As the new baseball season began in April 1995, there was an immense feeling of animosity from the spectators of the sport. There is always some type of anger when it comes to a team in a heated rivalry. This was far different. It felt genuine. Many showed their displeasure by showering the baseball clubs with boos and songs like “Field of Greed,” Shame on You”, and “The Strike Sucks”. Some of the unflattering moments when the game returned. A handful of fans at Shea Stadium on Opening Day ran onto the field, showering dollar bills around the players and making unflattering statements. Newspaper polls shown that baseball fans felt betrayed and not afraid to let their viewpoint carry throughout the 1995 season. Even sports columnists and news media grew increasingly furious at MLB. Many pointed at not only the suits behind the organization, but even big name players as part of the blame for the strike. This was unlike anything I had ever experienced, I was too young to understand the basic politics behind the baseball strike and kept wondering like any small kid, “When are they gonna play again?”
That season also brought in replacements players that seem to amplify an already enraged fan base. Even those in their respected ball clubs had a difficult time taking in the full scope of this strike. The biggest highlight of the 1995 baseball campaign did put tense feelings aside to witness a piece of sports history: Cal Ripken, Jr. playing his 2,131st consecutive game, surpassing a record many considered unbreakable (Lou Gehrig held this for 56 years at 2,130 games in a row). Atlanta braves would win 1995 World Series against Cleveland, but the public’s interest in baseball was still questionable. It would take around three-to-four more years for MLB to make a recovery that got the country talking about baseball again. The McGwire-Sosa home run race would play a vital role in the sport’s resurgence and another scandalous period about to happen: The steroid era.

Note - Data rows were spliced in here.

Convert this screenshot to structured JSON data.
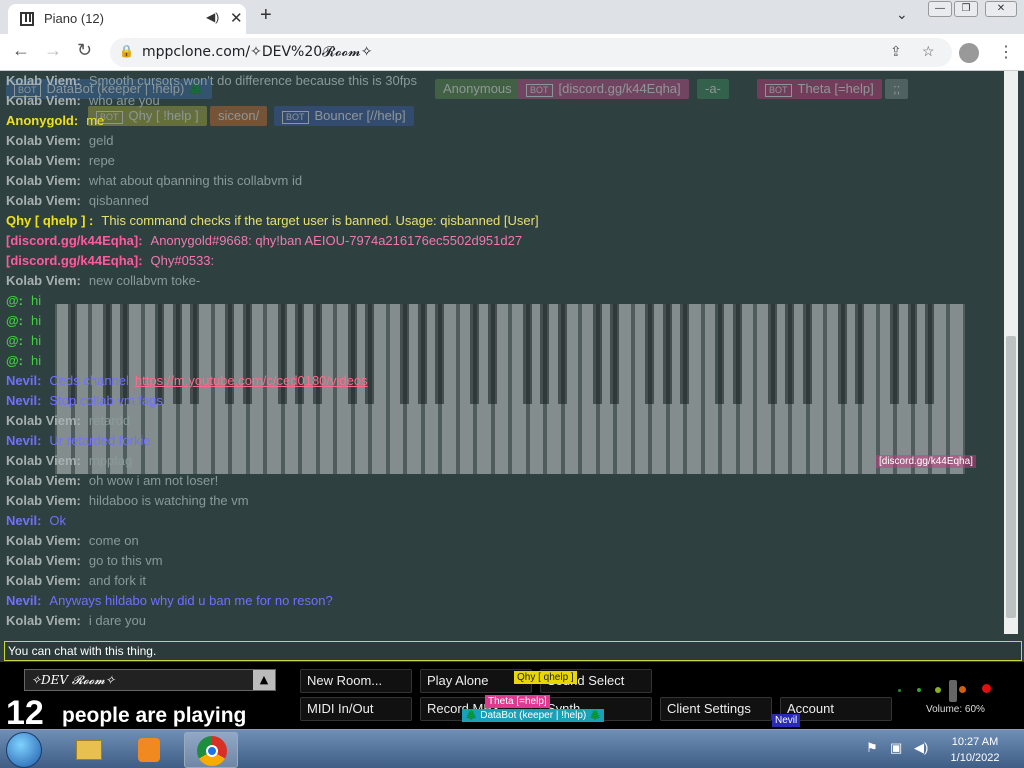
{
  "browser": {
    "tab_title": "Piano (12)",
    "url": "mppclone.com/✧DEV%20𝓡𝓸𝓸𝓶✧",
    "new_tab_label": "+"
  },
  "name_bar": [
    {
      "label": "DataBot (keeper | !help) 🌲",
      "bot": true,
      "color": "#3a6aa8"
    },
    {
      "label": "Anonymous",
      "bot": false,
      "color": "#5a8a4a"
    },
    {
      "label": "[discord.gg/k44Eqha]",
      "bot": true,
      "color": "#c24a8a"
    },
    {
      "label": "-a-",
      "bot": false,
      "color": "#3a8a5a"
    },
    {
      "label": "Theta [=help]",
      "bot": true,
      "color": "#c23a7a"
    },
    {
      "label": ";;",
      "bot": false,
      "color": "#7a8a8a"
    },
    {
      "label": "Qhy [ !help ]",
      "bot": true,
      "color": "#a8a83a"
    },
    {
      "label": "siceon/",
      "bot": false,
      "color": "#c86a2a"
    },
    {
      "label": "Bouncer [//help]",
      "bot": true,
      "color": "#3a5aa8"
    }
  ],
  "chat": [
    {
      "name": "Kolab Viem:",
      "text": "Smooth cursors won't do difference because this is 30fps",
      "name_color": "#a8b0b0",
      "text_color": "#8a9a9a"
    },
    {
      "name": "Kolab Viem:",
      "text": "who are you",
      "name_color": "#a8b0b0",
      "text_color": "#8a9a9a"
    },
    {
      "name": "Anonygold:",
      "text": "me",
      "name_color": "#f0e020",
      "text_color": "#f0e020"
    },
    {
      "name": "Kolab Viem:",
      "text": "geld",
      "name_color": "#a8b0b0",
      "text_color": "#8a9a9a"
    },
    {
      "name": "Kolab Viem:",
      "text": "repe",
      "name_color": "#a8b0b0",
      "text_color": "#8a9a9a"
    },
    {
      "name": "Kolab Viem:",
      "text": "what about qbanning this collabvm id",
      "name_color": "#a8b0b0",
      "text_color": "#8a9a9a"
    },
    {
      "name": "Kolab Viem:",
      "text": "qisbanned",
      "name_color": "#a8b0b0",
      "text_color": "#8a9a9a"
    },
    {
      "name": "Qhy [ qhelp ] :",
      "text": "This command checks if the target user is banned. Usage: qisbanned [User]",
      "name_color": "#f0e020",
      "text_color": "#e8e070"
    },
    {
      "name": "[discord.gg/k44Eqha]:",
      "text": "Anonygold#9668: qhy!ban AEIOU-7974a216176ec5502d951d27",
      "name_color": "#ff5aa0",
      "text_color": "#f07ab0"
    },
    {
      "name": "[discord.gg/k44Eqha]:",
      "text": "Qhy#0533:",
      "name_color": "#ff5aa0",
      "text_color": "#f07ab0"
    },
    {
      "name": "Kolab Viem:",
      "text": "new collabvm toke-",
      "name_color": "#a8b0b0",
      "text_color": "#8a9a9a"
    },
    {
      "name": "@:",
      "text": "hi",
      "name_color": "#40d040",
      "text_color": "#40d040"
    },
    {
      "name": "@:",
      "text": "hi",
      "name_color": "#40d040",
      "text_color": "#40d040"
    },
    {
      "name": "@:",
      "text": "hi",
      "name_color": "#40d040",
      "text_color": "#40d040"
    },
    {
      "name": "@:",
      "text": "hi",
      "name_color": "#40d040",
      "text_color": "#40d040"
    },
    {
      "name": "Nevil:",
      "text": "Ceds channel",
      "link": "https://m.youtube.com/c/ced0180/videos",
      "name_color": "#7070ff",
      "text_color": "#7070ff"
    },
    {
      "name": "Nevil:",
      "text": "Stop collab vm fags",
      "name_color": "#7070ff",
      "text_color": "#7070ff"
    },
    {
      "name": "Kolab Viem:",
      "text": "retardd",
      "name_color": "#a8b0b0",
      "text_color": "#8a9a9a"
    },
    {
      "name": "Nevil:",
      "text": "Ur retarded forkie",
      "name_color": "#7070ff",
      "text_color": "#7070ff"
    },
    {
      "name": "Kolab Viem:",
      "text": "mppfag",
      "name_color": "#a8b0b0",
      "text_color": "#8a9a9a"
    },
    {
      "name": "Kolab Viem:",
      "text": "oh wow i am not loser!",
      "name_color": "#a8b0b0",
      "text_color": "#8a9a9a"
    },
    {
      "name": "Kolab Viem:",
      "text": "hildaboo is watching the vm",
      "name_color": "#a8b0b0",
      "text_color": "#8a9a9a"
    },
    {
      "name": "Nevil:",
      "text": "Ok",
      "name_color": "#7070ff",
      "text_color": "#7070ff"
    },
    {
      "name": "Kolab Viem:",
      "text": "come on",
      "name_color": "#a8b0b0",
      "text_color": "#8a9a9a"
    },
    {
      "name": "Kolab Viem:",
      "text": "go to this vm",
      "name_color": "#a8b0b0",
      "text_color": "#8a9a9a"
    },
    {
      "name": "Kolab Viem:",
      "text": "and fork it",
      "name_color": "#a8b0b0",
      "text_color": "#8a9a9a"
    },
    {
      "name": "Nevil:",
      "text": "Anyways hildabo why did u ban me for no reson?",
      "name_color": "#7070ff",
      "text_color": "#7070ff"
    },
    {
      "name": "Kolab Viem:",
      "text": "i dare you",
      "name_color": "#a8b0b0",
      "text_color": "#8a9a9a"
    }
  ],
  "piano_cursor_label": "[discord.gg/k44Eqha]",
  "chat_input": {
    "value": "You can chat with this thing."
  },
  "bottom": {
    "room_name": "✧DEV 𝓡𝓸𝓸𝓶✧",
    "count": "12",
    "people_label": "people are playing",
    "buttons": {
      "new_room": "New Room...",
      "play_alone": "Play Alone",
      "sound_select": "Sound Select",
      "midi": "MIDI In/Out",
      "record": "Record MP3",
      "synth": "Synth",
      "client_settings": "Client Settings",
      "account": "Account"
    },
    "tags": {
      "qhy": "Qhy [ qhelp ]",
      "theta": "Theta [=help]",
      "databot": "🌲 DataBot (keeper | !help) 🌲",
      "nevil": "Nevil"
    },
    "volume": "Volume: 60%"
  },
  "taskbar": {
    "time": "10:27 AM",
    "date": "1/10/2022"
  }
}
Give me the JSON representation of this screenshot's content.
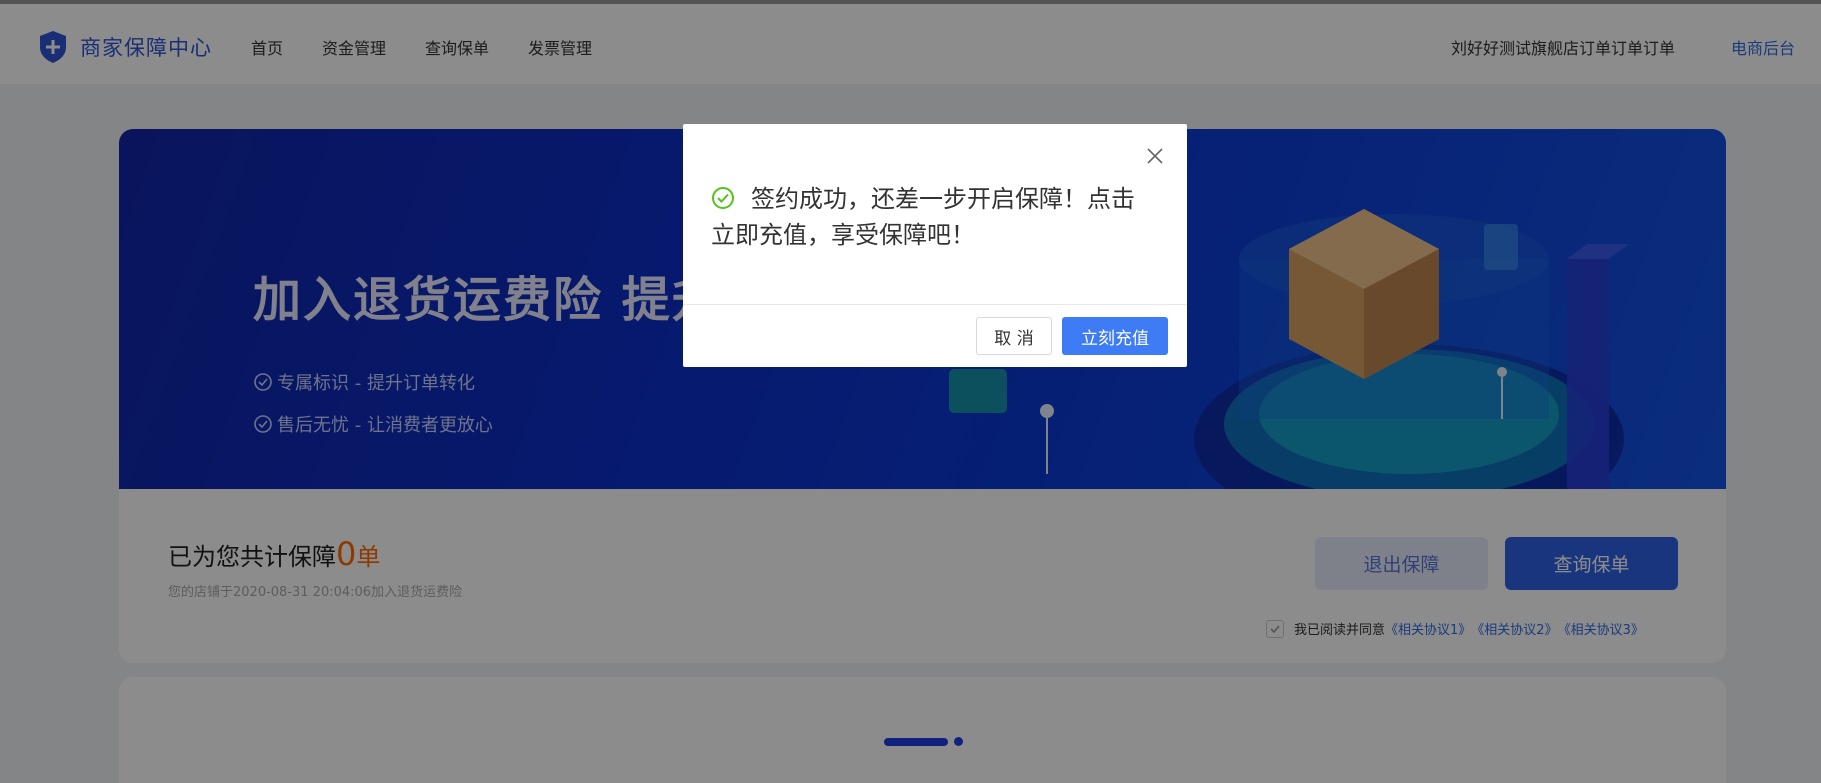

I still wonder all of the possibilities that could have happen to the season looking back at this year. How fanatic the baseball crowd would be hearing the moment Gwynn’s batting average peeked over the .400 mark? Would the White Sox or Indians represent the American League in the World Series? Arguably, the biggest topic would be the 1994 Montreal Expos. If this franchise would’ve won the World Series that year, it could have created one of the most unique dynasties in recent memory: Canada dominating America’s Pastime since the Toronto Blue Jays won the baseball’s biggest prize in the previous two seasons. As much drama and magic that took place in the sports world of 1994, that baseball season will forever be the most debated for columnists, historians, and baseball aficionados alike. It’s a textbook case of “What If?” It was also one of its ugliest moments from a fan’s perspective and one that left an invisible scar that may have permanently damaged the game forever. I can safely say for many that I don’t want see that scar ever again.